**WORK TASK:** Once you find the line that contains "Serialize everything readable", write out that line and every line after it to the end of the records, exactly and with nothing else.
_____
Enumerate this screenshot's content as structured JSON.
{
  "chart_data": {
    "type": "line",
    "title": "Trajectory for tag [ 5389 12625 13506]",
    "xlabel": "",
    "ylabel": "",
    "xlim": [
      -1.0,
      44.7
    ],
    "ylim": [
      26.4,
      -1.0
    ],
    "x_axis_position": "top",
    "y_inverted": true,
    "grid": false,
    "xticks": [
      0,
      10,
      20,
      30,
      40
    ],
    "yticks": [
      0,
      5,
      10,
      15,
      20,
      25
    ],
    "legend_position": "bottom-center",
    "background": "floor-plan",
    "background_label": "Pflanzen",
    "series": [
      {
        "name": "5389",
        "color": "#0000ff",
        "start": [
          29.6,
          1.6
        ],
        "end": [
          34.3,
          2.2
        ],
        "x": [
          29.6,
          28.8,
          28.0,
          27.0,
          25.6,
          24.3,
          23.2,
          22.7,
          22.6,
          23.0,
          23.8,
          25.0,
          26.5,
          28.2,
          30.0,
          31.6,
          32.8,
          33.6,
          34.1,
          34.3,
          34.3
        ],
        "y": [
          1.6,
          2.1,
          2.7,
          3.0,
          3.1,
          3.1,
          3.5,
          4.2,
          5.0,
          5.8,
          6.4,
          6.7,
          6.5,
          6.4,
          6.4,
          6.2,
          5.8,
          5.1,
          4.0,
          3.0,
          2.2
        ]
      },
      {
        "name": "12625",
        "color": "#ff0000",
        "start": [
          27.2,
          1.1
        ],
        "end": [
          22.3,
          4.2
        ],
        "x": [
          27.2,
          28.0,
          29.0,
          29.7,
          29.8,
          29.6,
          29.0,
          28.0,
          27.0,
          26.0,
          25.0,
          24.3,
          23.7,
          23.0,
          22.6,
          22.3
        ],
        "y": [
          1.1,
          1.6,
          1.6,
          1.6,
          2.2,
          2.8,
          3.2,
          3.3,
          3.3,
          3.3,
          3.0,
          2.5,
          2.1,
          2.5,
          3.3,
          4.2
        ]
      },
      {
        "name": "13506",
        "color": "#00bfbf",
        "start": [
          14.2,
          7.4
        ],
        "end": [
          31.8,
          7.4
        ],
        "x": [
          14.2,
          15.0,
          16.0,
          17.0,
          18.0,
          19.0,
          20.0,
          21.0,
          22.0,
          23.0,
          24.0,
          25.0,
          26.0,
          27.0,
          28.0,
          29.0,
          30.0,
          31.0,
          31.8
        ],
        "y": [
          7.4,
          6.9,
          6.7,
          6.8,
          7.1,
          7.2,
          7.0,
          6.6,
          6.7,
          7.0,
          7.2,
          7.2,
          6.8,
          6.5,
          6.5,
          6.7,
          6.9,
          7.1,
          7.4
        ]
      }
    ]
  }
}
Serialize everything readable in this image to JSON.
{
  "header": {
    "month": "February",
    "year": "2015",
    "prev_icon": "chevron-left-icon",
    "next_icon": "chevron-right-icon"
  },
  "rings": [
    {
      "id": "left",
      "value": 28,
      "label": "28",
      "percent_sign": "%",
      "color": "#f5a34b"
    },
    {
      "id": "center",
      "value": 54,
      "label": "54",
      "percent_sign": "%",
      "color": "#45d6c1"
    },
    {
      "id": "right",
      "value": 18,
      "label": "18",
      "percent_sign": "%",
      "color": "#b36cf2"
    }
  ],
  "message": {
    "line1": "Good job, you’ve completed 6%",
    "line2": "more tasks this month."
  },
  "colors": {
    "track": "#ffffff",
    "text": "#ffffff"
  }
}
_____
**SOLUTION BELOW:**
Serialize everything readable in this image to JSON.
{
  "header": {
    "month": "February",
    "year": "2015",
    "prev_icon": "chevron-left-icon",
    "next_icon": "chevron-right-icon"
  },
  "rings": [
    {
      "id": "left",
      "value": 28,
      "label": "28",
      "percent_sign": "%",
      "color": "#f5a34b"
    },
    {
      "id": "center",
      "value": 54,
      "label": "54",
      "percent_sign": "%",
      "color": "#45d6c1"
    },
    {
      "id": "right",
      "value": 18,
      "label": "18",
      "percent_sign": "%",
      "color": "#b36cf2"
    }
  ],
  "message": {
    "line1": "Good job, you’ve completed 6%",
    "line2": "more tasks this month."
  },
  "colors": {
    "track": "#ffffff",
    "text": "#ffffff"
  }
}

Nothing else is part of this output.